You can verify if dllhost.exe is safe by checking to see if it's signed with the Windows Task Manager, or use our free SpyShelter Antispyware app!
(Researched by Jon @ SpyShelter Labs)
We’ve found Microsoft Windows should be the publisher of dllhost.exe.
How do we know? Our SpyShelter cybersecurity labs focuses on monitoring different types of Windows PC executables and their behaviors for our popular SpyShelter Antispyware software. Learn more about us, and how our cybersecurity team studies Windows PC executables/processes.
The publisher of an executable is the entity responsible for its distribution and authenticity. Most processes/executables on your PC should be signed. The signature on the executable should have been verified through a third party whose job it is to make sure the entity is who it says it is. Find an unsigned executable?

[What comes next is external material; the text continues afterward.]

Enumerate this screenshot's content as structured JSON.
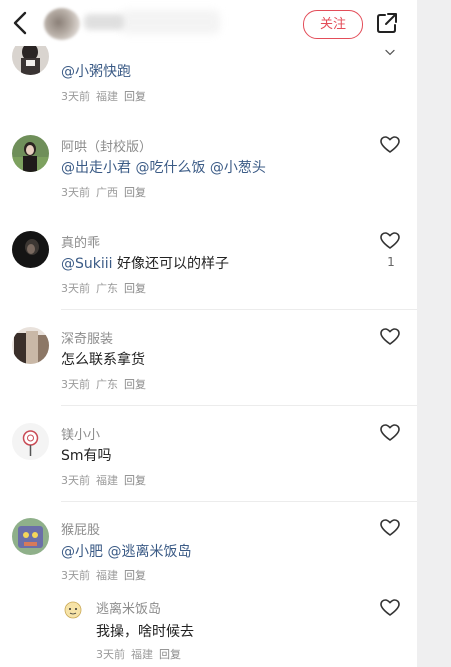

You should consider scanning any completely unsigned .exe on your PC.
Below are 4 simple steps you can take to see if the dllhost.exe process is safe or malware.
Our team at SpyShelter has been studying Windows PC executables for over 15 years, to help fight against spyware, malware, and other threats. SpyShelter has been featured in publications like The Register, PC Magazine, and many others. Now we’re working to share free, actionable, and easy to understand information about Windows executables (processes) with the world, to help as many people as possible keep their devices safe. Learn more about us on our "About SpyShelter” page.